Task prompt> The answer must consist of every line in the records that contains the word "with".

Items from an interface collection
◇ ◇ ◇ ◇ ◇

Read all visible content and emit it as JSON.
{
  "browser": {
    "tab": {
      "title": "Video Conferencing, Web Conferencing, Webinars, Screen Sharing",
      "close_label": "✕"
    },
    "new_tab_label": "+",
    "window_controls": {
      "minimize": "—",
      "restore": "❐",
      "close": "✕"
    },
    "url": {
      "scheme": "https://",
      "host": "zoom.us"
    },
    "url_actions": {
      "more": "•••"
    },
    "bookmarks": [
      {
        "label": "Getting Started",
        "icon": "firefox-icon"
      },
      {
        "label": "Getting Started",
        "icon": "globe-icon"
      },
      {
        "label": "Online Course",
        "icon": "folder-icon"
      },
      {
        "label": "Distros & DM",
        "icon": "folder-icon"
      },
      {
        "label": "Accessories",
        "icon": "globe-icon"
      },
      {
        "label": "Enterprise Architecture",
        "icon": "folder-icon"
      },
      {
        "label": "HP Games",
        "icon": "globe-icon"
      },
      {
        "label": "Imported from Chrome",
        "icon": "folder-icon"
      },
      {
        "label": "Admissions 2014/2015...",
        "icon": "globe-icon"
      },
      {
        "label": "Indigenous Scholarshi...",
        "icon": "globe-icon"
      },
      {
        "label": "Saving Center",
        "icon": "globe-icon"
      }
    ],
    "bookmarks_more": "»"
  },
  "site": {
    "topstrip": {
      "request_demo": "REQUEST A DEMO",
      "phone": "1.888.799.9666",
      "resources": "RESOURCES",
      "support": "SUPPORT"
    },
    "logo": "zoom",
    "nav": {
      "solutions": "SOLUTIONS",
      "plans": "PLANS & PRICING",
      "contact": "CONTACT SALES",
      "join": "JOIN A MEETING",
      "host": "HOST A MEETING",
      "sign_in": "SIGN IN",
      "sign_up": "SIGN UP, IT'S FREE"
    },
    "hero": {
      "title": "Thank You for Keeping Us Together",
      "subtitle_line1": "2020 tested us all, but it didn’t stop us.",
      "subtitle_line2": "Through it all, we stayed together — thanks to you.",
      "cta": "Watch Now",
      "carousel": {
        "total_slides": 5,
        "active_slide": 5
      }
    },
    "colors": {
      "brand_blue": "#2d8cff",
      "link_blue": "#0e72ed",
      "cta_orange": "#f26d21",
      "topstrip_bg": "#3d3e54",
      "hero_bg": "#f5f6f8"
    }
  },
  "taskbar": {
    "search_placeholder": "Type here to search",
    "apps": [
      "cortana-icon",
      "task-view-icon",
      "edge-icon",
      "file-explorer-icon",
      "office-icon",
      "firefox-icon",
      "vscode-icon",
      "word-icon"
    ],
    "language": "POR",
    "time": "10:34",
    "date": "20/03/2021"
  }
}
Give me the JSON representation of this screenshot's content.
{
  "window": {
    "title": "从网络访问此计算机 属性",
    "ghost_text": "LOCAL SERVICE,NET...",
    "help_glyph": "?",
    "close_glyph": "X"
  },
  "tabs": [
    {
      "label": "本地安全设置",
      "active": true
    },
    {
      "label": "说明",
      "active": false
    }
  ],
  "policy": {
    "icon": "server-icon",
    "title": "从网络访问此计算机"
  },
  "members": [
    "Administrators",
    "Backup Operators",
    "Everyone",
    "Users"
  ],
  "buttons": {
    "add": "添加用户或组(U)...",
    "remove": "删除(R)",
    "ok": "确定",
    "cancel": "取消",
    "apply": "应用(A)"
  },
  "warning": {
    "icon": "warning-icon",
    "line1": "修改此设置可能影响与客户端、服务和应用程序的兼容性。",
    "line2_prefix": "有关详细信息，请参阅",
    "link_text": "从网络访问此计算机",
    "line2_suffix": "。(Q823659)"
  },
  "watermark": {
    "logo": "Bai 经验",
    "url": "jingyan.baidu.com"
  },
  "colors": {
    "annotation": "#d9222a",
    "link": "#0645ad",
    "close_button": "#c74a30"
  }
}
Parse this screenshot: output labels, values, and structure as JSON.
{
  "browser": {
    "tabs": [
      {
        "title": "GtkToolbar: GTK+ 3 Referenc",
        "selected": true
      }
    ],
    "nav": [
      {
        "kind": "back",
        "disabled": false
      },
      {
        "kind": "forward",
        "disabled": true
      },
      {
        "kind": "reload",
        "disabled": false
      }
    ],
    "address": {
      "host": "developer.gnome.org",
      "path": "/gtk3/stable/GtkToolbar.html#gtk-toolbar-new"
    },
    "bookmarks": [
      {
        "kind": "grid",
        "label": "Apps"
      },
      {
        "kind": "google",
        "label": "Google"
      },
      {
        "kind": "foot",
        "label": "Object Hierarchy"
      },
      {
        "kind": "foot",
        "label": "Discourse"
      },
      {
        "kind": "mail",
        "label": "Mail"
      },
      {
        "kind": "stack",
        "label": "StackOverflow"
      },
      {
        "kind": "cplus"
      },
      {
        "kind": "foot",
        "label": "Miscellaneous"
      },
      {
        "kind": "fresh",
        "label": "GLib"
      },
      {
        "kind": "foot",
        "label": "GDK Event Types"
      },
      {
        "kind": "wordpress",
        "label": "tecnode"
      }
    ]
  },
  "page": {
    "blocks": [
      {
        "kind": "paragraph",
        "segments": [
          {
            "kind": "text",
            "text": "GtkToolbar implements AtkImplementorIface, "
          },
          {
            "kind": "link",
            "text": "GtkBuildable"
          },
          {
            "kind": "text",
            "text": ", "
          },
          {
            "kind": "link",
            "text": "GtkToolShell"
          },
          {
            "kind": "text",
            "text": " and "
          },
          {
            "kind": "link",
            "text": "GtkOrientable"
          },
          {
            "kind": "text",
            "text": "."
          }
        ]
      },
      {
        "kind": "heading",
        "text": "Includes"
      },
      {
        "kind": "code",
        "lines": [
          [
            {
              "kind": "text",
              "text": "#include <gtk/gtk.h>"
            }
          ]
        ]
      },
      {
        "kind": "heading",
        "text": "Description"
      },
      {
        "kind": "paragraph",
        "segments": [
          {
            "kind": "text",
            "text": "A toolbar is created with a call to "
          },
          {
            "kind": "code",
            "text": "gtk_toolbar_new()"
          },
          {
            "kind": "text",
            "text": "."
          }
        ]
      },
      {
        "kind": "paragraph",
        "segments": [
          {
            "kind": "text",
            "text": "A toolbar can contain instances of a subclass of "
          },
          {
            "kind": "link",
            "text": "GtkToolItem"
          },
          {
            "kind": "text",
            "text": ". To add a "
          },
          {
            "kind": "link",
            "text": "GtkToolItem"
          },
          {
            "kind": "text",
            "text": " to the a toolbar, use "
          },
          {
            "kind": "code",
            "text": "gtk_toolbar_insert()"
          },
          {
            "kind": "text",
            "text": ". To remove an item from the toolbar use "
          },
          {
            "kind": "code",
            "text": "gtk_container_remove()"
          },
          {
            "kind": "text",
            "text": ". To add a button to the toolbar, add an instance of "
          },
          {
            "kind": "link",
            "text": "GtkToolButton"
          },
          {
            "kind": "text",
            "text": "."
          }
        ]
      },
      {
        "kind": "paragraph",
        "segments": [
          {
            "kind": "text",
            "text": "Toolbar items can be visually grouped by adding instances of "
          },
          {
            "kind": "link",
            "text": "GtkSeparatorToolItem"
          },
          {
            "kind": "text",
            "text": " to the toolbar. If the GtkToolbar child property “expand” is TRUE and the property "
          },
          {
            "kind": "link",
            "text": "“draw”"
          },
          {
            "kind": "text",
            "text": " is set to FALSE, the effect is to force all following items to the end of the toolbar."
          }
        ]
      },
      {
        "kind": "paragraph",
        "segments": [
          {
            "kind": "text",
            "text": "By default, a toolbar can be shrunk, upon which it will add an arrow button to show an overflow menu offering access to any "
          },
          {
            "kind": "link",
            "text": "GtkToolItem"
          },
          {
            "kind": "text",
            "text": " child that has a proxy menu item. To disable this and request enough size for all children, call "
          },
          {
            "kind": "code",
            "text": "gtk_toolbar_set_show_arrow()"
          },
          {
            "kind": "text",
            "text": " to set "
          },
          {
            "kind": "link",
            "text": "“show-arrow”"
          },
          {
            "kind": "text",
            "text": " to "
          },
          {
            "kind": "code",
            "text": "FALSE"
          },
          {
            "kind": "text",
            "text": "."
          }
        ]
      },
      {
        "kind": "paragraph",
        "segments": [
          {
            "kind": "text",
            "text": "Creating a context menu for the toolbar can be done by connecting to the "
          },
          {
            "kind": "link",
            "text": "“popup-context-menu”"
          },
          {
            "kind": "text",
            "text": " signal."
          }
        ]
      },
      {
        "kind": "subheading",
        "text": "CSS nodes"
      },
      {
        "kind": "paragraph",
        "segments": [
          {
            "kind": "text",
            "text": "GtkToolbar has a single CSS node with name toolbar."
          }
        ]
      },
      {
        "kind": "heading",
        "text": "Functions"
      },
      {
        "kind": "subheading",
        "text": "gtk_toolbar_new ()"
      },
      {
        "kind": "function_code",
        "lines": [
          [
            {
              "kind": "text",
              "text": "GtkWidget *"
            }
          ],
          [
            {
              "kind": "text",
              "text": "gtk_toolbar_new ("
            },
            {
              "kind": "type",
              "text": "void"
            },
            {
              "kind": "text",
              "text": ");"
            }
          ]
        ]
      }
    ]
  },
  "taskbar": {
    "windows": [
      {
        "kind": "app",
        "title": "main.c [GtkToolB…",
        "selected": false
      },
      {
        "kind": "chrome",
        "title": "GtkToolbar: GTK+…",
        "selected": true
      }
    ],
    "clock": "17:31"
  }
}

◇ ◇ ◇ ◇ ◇

Written response>
            "text": "A toolbar is created with a call to "
            "text": "GtkToolbar has a single CSS node with name toolbar."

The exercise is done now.